The conference, celebrating its 39th year, featured a strong focus on fairness in tax enforcement, amid what keynote speaker IRS Commissioner Danny Werfel described in his remarks as an inflection point for the U.S. tax system.

“If you were going to sleep as a middle- or low-income taxpayer, you’re going to sleep at night knowing that the IRS has the ability to assess your balance due, but they may not have the ability to assess the family or the business across town, and that doesn’t feel fair,” he said, referring to the resources required to resolve the most complex tax cases. “The tax system is built on trust.”

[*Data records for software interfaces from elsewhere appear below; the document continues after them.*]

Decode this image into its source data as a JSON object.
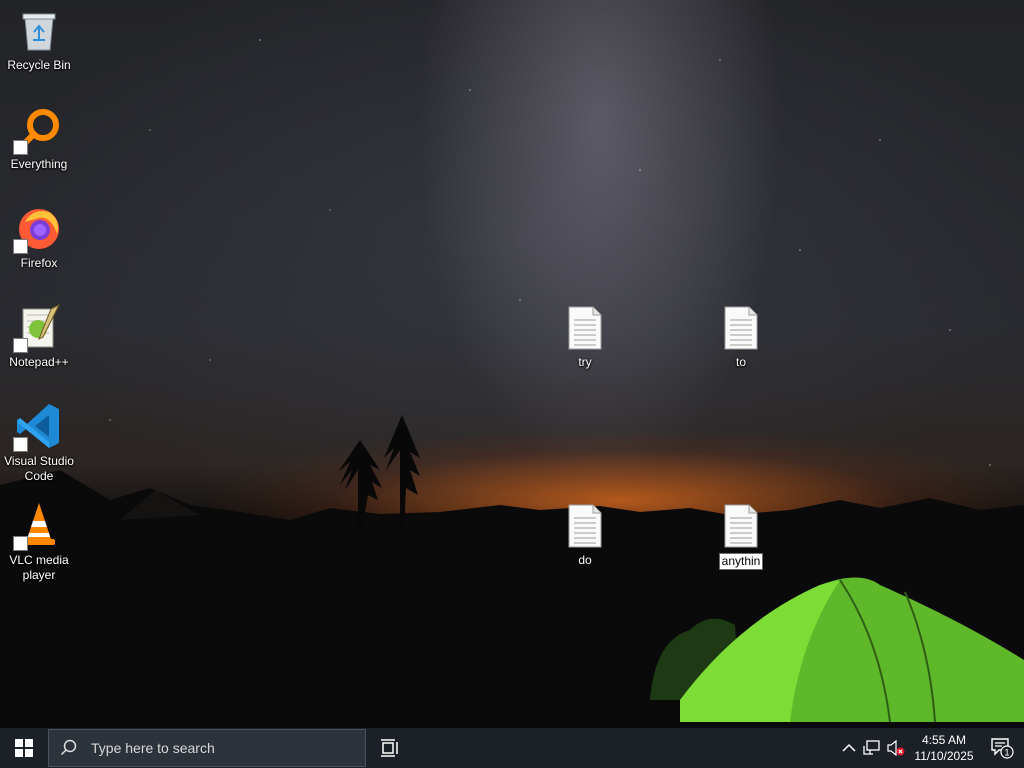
{
  "desktop": {
    "icons": [
      {
        "label": "Recycle Bin",
        "icon": "recycle-bin-icon"
      },
      {
        "label": "Everything",
        "icon": "everything-search-icon"
      },
      {
        "label": "Firefox",
        "icon": "firefox-icon"
      },
      {
        "label": "Notepad++",
        "icon": "notepad-plus-plus-icon"
      },
      {
        "label": "Visual Studio Code",
        "icon": "vscode-icon"
      },
      {
        "label": "VLC media player",
        "icon": "vlc-icon"
      }
    ],
    "files": [
      {
        "label": "try",
        "icon": "text-file-icon"
      },
      {
        "label": "to",
        "icon": "text-file-icon"
      },
      {
        "label": "do",
        "icon": "text-file-icon"
      },
      {
        "label": "anythin",
        "icon": "text-file-icon",
        "selected": true
      }
    ]
  },
  "taskbar": {
    "search_placeholder": "Type here to search",
    "clock": {
      "time": "4:55 AM",
      "date": "11/10/2025"
    },
    "notification_count": "1"
  },
  "colors": {
    "taskbar_bg": "#1c2128",
    "search_bg": "#2d333b",
    "start_icon": "#ffffff"
  }
}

Werfel, who was confirmed as IRS commissioner this year, noted that a shift in the agency’s outlook would translate to better services for low- and middle-income taxpayers, and more scrutiny for bad actors seeking to game the system. He said making those changes would be “a team project” and highlighted the need for feedback and insight from stakeholders across the tax community.

Panel discussions throughout the day reinforced many of those themes, with experts weighing in on issues from cryptocurrency and tax credits, to criminal proceedings and rooting out tax schemes. The IRS’ Taxpayer Advocate Service was on hand to provide personalized guidance for those seeking to resolve tax issues, while National Taxpayer Advocate Erin Collins and IRS Criminal Investigations Chief James Lee also offered keynote remarks.

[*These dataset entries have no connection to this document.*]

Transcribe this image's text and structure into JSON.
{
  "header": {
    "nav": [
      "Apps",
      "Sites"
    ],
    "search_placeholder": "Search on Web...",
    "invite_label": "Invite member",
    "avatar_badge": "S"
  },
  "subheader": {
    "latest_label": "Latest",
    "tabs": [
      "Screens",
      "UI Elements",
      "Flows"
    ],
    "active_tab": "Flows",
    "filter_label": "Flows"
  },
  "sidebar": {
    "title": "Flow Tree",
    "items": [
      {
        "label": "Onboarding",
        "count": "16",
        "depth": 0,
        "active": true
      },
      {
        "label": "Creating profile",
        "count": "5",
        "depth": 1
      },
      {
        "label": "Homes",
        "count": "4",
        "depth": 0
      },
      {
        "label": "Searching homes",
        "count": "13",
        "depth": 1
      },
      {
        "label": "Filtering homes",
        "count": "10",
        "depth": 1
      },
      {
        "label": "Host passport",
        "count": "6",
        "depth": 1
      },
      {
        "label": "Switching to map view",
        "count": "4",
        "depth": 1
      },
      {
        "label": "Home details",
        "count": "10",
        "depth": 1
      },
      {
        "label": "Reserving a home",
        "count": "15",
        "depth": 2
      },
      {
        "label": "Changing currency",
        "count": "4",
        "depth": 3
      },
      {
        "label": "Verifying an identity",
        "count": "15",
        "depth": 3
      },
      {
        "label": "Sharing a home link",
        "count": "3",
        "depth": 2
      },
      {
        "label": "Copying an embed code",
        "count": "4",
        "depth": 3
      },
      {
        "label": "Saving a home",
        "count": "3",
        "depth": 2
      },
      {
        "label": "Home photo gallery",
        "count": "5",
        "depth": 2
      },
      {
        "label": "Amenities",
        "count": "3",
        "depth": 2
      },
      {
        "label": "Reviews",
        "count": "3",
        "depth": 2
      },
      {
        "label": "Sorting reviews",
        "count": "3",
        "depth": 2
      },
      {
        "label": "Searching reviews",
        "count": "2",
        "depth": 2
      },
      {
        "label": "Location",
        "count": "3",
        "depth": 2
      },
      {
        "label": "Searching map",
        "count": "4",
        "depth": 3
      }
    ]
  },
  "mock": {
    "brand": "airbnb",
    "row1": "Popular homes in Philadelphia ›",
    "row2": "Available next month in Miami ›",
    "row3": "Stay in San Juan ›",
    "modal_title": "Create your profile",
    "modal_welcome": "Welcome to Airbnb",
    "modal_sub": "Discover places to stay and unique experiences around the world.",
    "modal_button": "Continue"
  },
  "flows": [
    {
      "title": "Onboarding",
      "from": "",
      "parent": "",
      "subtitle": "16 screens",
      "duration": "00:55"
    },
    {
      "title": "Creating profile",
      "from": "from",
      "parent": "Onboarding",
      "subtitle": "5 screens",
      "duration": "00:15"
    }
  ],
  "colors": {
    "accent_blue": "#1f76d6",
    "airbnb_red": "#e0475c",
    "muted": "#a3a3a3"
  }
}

“This institute has always been a place where people can come out and state their views in a collegial atmosphere, and that’s what we want,” said conference co-chair Steve Toscher in kicking off the event.

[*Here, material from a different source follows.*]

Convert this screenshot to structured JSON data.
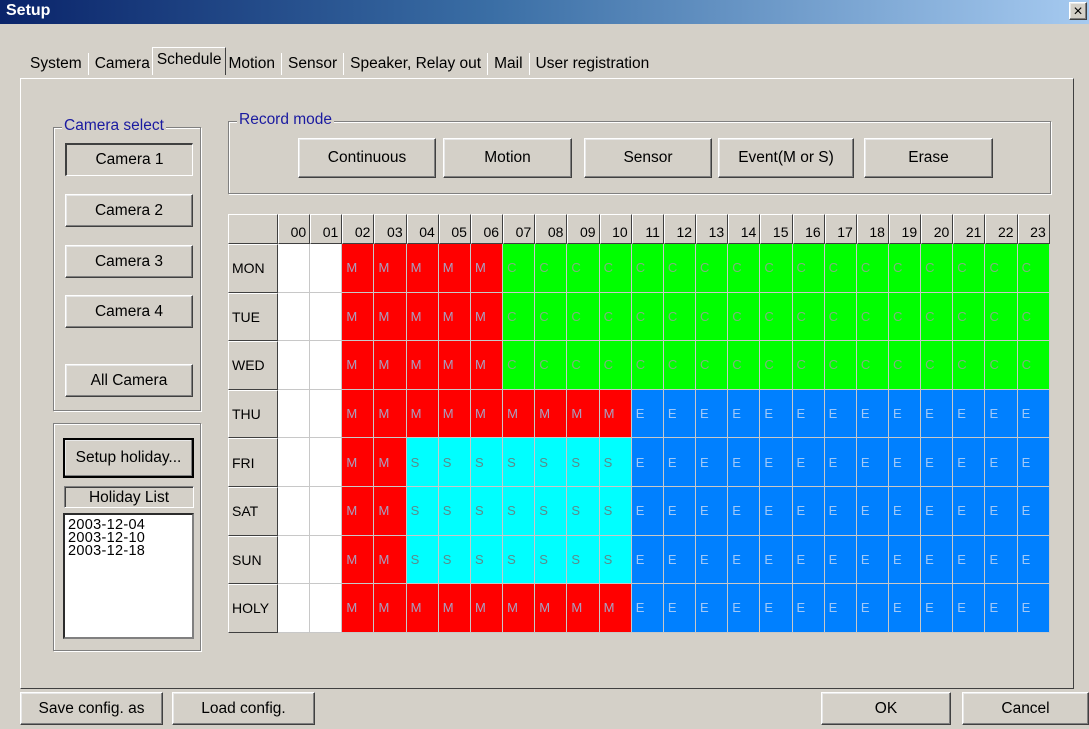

Attendees were also given the opportunity to recognize their peers during a brief awards ceremony. Sherri Wilder, a former area counsel for the IRS, was presented with the Bruce I. Hochman Award for “outstanding achievements and contributions as a leader, friend and colleague” in the tax practitioner community.

Sid Machtinger, a WWII veteran and former tax lawyer who spoke about Vets Count, UCLA Extension’s scholarship that helps veterans study for careers in accounting and finance, took time to recognize the spirit of the conference.

“It’s a wonderful place to socialize. You see old friends and make new friends,” Machtinger said. “But the main purpose of course is to hear the speakers and learn from them.”

As the conference approaches its 40th anniversary, UCLA Extension Dean Eric Bullard recognized efforts to help more people build and advance their careers in the tax field.

“UCLA Extension is always looking for ways to help people succeed professionally and grow personally,” Bullard said. “Especially for our students who go on to work as CPAs, auditors, financial analysts and other related jobs, the Tax Controversy Institute is a big part of making that happen.”

For more information about UCLA Extension’s Tax Controversy Institute or to learn how to participate in next year’s conference, email taxconference@uclaextension.edu.

UCLA Extension's taxation course and certificate program curricula are designed for real-world application, and providing practical skills to help students meet the increasing demands of the tax profession. Learn more at the taxation program website.


This year's conference was sponsored by: Platinum Sponsor Hochman, Salkin, Toscher & Perez, P.C.; Gold Sponsor Silicon Ledger; Silver Sponsors Marcum, LLP, Dallo Law Group, Taylor Nelson Amitrano LLP, Prager Metis, Todd Welty PC, Holthouse, Carlin, Van Trigt LLP, Kostelanetz LLP; and Bronze Sponsors RJS LAW, Brady Ware Arpeggio, LLC, Howard, Kittle & Company CPAs, The Law Offices of Joseph A. Broyles, Moore Tax Law Group LLC, Fineman West & Company, LLP, Nardiello Turanchik LLP and Holtz, Slavett & Drabkin, APLC